== WHAT THE TASK REQUIRES ==
As you print the data below, keep every line exactly as it is and leave the images behind.

== DATASET ==
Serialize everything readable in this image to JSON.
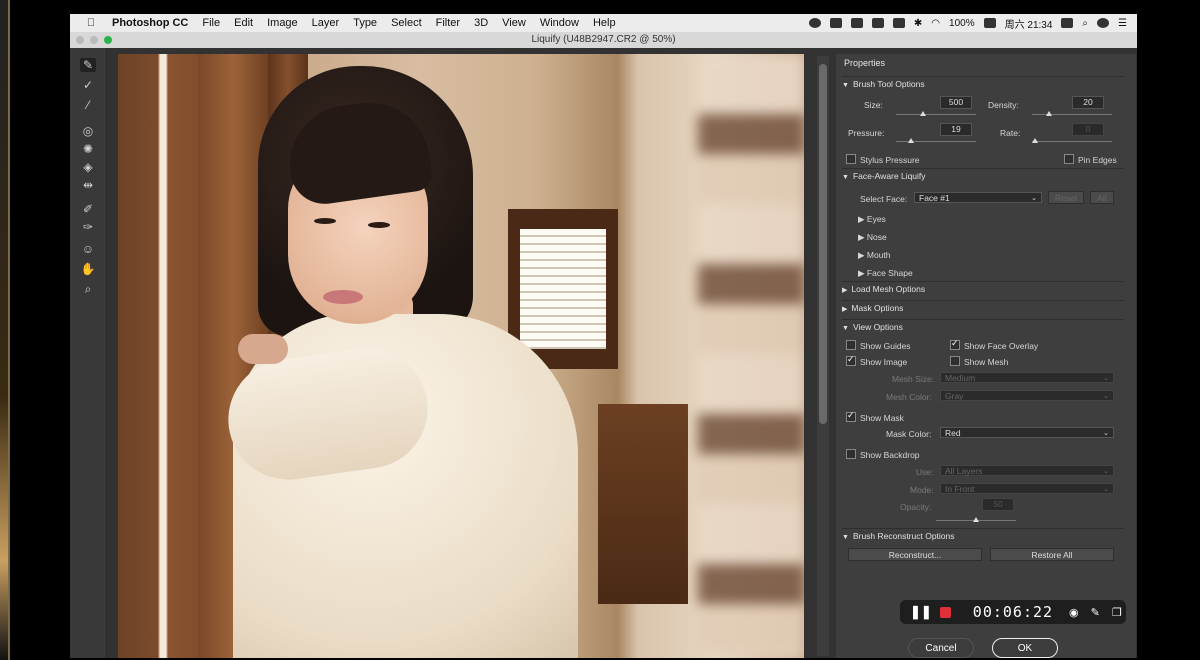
{
  "menubar": {
    "app_name": "Photoshop CC",
    "items": [
      "File",
      "Edit",
      "Image",
      "Layer",
      "Type",
      "Select",
      "Filter",
      "3D",
      "View",
      "Window",
      "Help"
    ],
    "battery": "100%",
    "clock": "周六 21:34"
  },
  "window": {
    "title": "Liquify (U48B2947.CR2 @ 50%)"
  },
  "panel": {
    "title": "Properties",
    "brush_tool": {
      "header": "Brush Tool Options",
      "size_label": "Size:",
      "size_value": "500",
      "density_label": "Density:",
      "density_value": "20",
      "pressure_label": "Pressure:",
      "pressure_value": "19",
      "rate_label": "Rate:",
      "rate_value": "0",
      "stylus_pressure": "Stylus Pressure",
      "pin_edges": "Pin Edges"
    },
    "face_aware": {
      "header": "Face-Aware Liquify",
      "select_face_label": "Select Face:",
      "select_face_value": "Face #1",
      "reset": "Reset",
      "all": "All",
      "items": [
        "Eyes",
        "Nose",
        "Mouth",
        "Face Shape"
      ]
    },
    "load_mesh": "Load Mesh Options",
    "mask_options": "Mask Options",
    "view_options": {
      "header": "View Options",
      "show_guides": "Show Guides",
      "show_face_overlay": "Show Face Overlay",
      "show_image": "Show Image",
      "show_mesh": "Show Mesh",
      "mesh_size_label": "Mesh Size:",
      "mesh_size_value": "Medium",
      "mesh_color_label": "Mesh Color:",
      "mesh_color_value": "Gray",
      "show_mask": "Show Mask",
      "mask_color_label": "Mask Color:",
      "mask_color_value": "Red",
      "show_backdrop": "Show Backdrop",
      "use_label": "Use:",
      "use_value": "All Layers",
      "mode_label": "Mode:",
      "mode_value": "In Front",
      "opacity_label": "Opacity:",
      "opacity_value": "50"
    },
    "reconstruct": {
      "header": "Brush Reconstruct Options",
      "reconstruct": "Reconstruct...",
      "restore_all": "Restore All"
    }
  },
  "recorder": {
    "time": "00:06:22"
  },
  "dialog": {
    "cancel": "Cancel",
    "ok": "OK"
  },
  "colors": {
    "panel_bg": "#3e3e3e",
    "record_red": "#e0303a"
  }
}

== OUTPUT OF THE TASK ==
Serialize everything readable in this image to JSON.
{
  "menubar": {
    "app_name": "Photoshop CC",
    "items": [
      "File",
      "Edit",
      "Image",
      "Layer",
      "Type",
      "Select",
      "Filter",
      "3D",
      "View",
      "Window",
      "Help"
    ],
    "battery": "100%",
    "clock": "周六 21:34"
  },
  "window": {
    "title": "Liquify (U48B2947.CR2 @ 50%)"
  },
  "panel": {
    "title": "Properties",
    "brush_tool": {
      "header": "Brush Tool Options",
      "size_label": "Size:",
      "size_value": "500",
      "density_label": "Density:",
      "density_value": "20",
      "pressure_label": "Pressure:",
      "pressure_value": "19",
      "rate_label": "Rate:",
      "rate_value": "0",
      "stylus_pressure": "Stylus Pressure",
      "pin_edges": "Pin Edges"
    },
    "face_aware": {
      "header": "Face-Aware Liquify",
      "select_face_label": "Select Face:",
      "select_face_value": "Face #1",
      "reset": "Reset",
      "all": "All",
      "items": [
        "Eyes",
        "Nose",
        "Mouth",
        "Face Shape"
      ]
    },
    "load_mesh": "Load Mesh Options",
    "mask_options": "Mask Options",
    "view_options": {
      "header": "View Options",
      "show_guides": "Show Guides",
      "show_face_overlay": "Show Face Overlay",
      "show_image": "Show Image",
      "show_mesh": "Show Mesh",
      "mesh_size_label": "Mesh Size:",
      "mesh_size_value": "Medium",
      "mesh_color_label": "Mesh Color:",
      "mesh_color_value": "Gray",
      "show_mask": "Show Mask",
      "mask_color_label": "Mask Color:",
      "mask_color_value": "Red",
      "show_backdrop": "Show Backdrop",
      "use_label": "Use:",
      "use_value": "All Layers",
      "mode_label": "Mode:",
      "mode_value": "In Front",
      "opacity_label": "Opacity:",
      "opacity_value": "50"
    },
    "reconstruct": {
      "header": "Brush Reconstruct Options",
      "reconstruct": "Reconstruct...",
      "restore_all": "Restore All"
    }
  },
  "recorder": {
    "time": "00:06:22"
  },
  "dialog": {
    "cancel": "Cancel",
    "ok": "OK"
  },
  "colors": {
    "panel_bg": "#3e3e3e",
    "record_red": "#e0303a"
  }
}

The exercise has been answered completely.